At the tender age of 15, Picasso's famous oil painting "The First Communion" went on display in an exhibition in Barcelona. A year later, his painting "Science and Charity" won a competition in Malega. Picasso spent hours in the Prado, a local art museum, studying and copying works by master painters.

In 1898, Picasso came down with scarlet fever and was so sick that he had to take a break from school and art. Picasso finally recovered in early 1899 after more than six months of illness.

In 1900, Picasso changed his name from Ruiz to Pablo Picasso. He moved to Paris and strained his relationship with his parents by rejecting fine art styles in favor of new techniques. Picasso landed his first paid job, earning 150 francs each month for his paintings. Picasso wandered throughout Europe, a habit that he would continue for the rest of his life.

 The blue period in Picasso's work began after his dear friend, Casegemas, shot himself in the head after a woman rejected his love. This triggered a flurry of paintings, starting with "Death of Casegemas," painted in shades of blue. For three years, Picasso moved almost constantly and painted many depressing paintings, all in shades of blue, depicting sorrowful scenes.

In 1904, Picasso began to work more colors into his palette again, especially shades of rose, which is why this time is referred to as his rose period. The subject matter he painted was still somber, depressing or disturbing, but lighter colors again appeared in his work. During these years, Picasso fell in love with a married model named Fernande Oliver, who refused to leave her husband. Picasso found himself fascinated by performers at the circuses he attended with Olivier. Many of his paintings from this era feature circus performers, who Picasso saw as representative of the outcasts of society.

In 1907, Picasso became fascinated with angular African sculptures. Inspired by these sharp angles, Picasso began to paint in the style now known as Cubism. He began by painting profile noses onto frontal views of faces, but the style soon evolved to include still life paintings of fruit and other subjects.

Picasso settled down and married a dancer named Olga Khokhlova. At first, Picasso returned to a more conventional style as he painted dancers and mothers with children. As his struggles with his celebrity status increased, his style changed again and again and he delved into surrealism. During this time, Picasso had an affair with a young nurse in charge of his child.

Picasso's work became political for a short while, including a mural he painted depicting the bombing of Guernica. Picasso actively handed the Nazis copies of anti-war prints he had produced during the occupation of France.
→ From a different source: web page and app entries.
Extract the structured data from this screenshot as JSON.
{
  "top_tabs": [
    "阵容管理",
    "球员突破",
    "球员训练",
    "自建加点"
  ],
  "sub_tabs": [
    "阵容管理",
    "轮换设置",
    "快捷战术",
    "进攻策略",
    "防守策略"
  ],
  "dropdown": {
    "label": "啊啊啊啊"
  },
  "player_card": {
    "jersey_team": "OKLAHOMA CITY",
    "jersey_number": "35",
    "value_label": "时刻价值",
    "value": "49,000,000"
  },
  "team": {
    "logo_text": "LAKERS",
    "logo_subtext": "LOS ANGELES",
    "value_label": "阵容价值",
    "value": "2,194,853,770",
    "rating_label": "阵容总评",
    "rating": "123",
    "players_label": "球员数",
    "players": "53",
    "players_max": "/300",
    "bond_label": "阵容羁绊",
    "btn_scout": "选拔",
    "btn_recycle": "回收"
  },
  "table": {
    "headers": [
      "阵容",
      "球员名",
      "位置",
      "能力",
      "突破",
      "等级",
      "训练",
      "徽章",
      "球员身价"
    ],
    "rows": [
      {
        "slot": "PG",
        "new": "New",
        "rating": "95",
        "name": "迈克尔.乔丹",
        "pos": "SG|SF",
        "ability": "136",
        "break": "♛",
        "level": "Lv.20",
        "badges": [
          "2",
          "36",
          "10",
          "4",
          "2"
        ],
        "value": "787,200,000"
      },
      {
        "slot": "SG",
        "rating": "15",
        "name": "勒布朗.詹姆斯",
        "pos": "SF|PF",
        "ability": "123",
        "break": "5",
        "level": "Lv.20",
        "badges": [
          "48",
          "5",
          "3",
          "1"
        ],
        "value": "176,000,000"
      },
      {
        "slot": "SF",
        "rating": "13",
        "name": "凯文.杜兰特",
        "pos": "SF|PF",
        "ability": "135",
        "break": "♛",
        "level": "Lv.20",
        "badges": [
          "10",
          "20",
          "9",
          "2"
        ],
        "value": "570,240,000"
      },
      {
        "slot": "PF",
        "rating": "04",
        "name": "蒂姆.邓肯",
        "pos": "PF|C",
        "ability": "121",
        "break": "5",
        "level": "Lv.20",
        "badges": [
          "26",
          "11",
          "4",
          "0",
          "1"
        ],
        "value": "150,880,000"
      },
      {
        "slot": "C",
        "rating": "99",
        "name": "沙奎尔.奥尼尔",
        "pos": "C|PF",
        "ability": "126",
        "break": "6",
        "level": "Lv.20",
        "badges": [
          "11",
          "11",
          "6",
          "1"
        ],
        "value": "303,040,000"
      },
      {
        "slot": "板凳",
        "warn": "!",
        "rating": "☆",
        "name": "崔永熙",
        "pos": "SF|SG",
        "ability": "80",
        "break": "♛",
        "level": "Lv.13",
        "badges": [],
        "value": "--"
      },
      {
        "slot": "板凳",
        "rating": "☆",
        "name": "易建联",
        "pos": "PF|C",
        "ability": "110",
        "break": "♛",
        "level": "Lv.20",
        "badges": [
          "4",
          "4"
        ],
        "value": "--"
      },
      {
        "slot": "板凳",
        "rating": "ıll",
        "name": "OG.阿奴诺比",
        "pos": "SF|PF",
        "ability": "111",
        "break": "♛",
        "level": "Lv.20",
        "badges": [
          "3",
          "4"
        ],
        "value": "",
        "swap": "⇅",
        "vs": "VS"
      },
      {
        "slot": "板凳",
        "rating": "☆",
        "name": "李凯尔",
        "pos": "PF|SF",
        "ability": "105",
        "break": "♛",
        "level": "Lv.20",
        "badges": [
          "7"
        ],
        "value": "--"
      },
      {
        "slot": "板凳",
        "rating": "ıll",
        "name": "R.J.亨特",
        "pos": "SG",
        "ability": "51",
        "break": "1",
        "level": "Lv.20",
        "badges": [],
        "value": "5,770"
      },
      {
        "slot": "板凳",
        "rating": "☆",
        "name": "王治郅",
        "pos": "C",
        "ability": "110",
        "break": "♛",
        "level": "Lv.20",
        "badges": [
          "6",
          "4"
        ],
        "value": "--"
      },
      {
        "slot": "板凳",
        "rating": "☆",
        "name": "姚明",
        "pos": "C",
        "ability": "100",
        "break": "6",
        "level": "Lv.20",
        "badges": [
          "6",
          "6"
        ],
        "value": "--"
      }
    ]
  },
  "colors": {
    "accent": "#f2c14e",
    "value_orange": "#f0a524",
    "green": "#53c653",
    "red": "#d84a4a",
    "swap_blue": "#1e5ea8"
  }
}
In his later years, Picasso devoted his talents to painting humanitarian images and fighting for peace. He even named one of his children Paloma, which means "peace". Picasso had many lovers over the years and seemed unable to remain faithful to any one woman. He passed away at the age of 92.

return to top




Act I

Scene I – None

Scene II – Storm


Act II

Scene I – A corridor in hotel Sordid. Shadows of monkeys eating carrots.

Scene II – All characters in bathtub filled with soapsuds in period costumes. Undertaker dumps actors in coffins and carries them off.



Scene I – None

Scene II – Characters cut off big foots hair until bald. Whips of sun strike the actresses through venetian blinds. All actresses faint, covered in blood.


Act IV

Potatoes are heard, seen and smelled in boiling oil. Smoke of potatoes fills the theater to complete suffocation.


Act V

Tart pisses, farts and syphillises for a good fifteen minutes.


Act VI

In the sewer bedroom of the Anguishes. Actors, filthy dirty, get out of bed filled with French fried potatoes.




Scott Core, Larry Nathanson, Michael Citranini, Janice Bishop, Jacqui Leader, Dominique Hawksly, Eric Davies, Kristin Sinkel.

return to top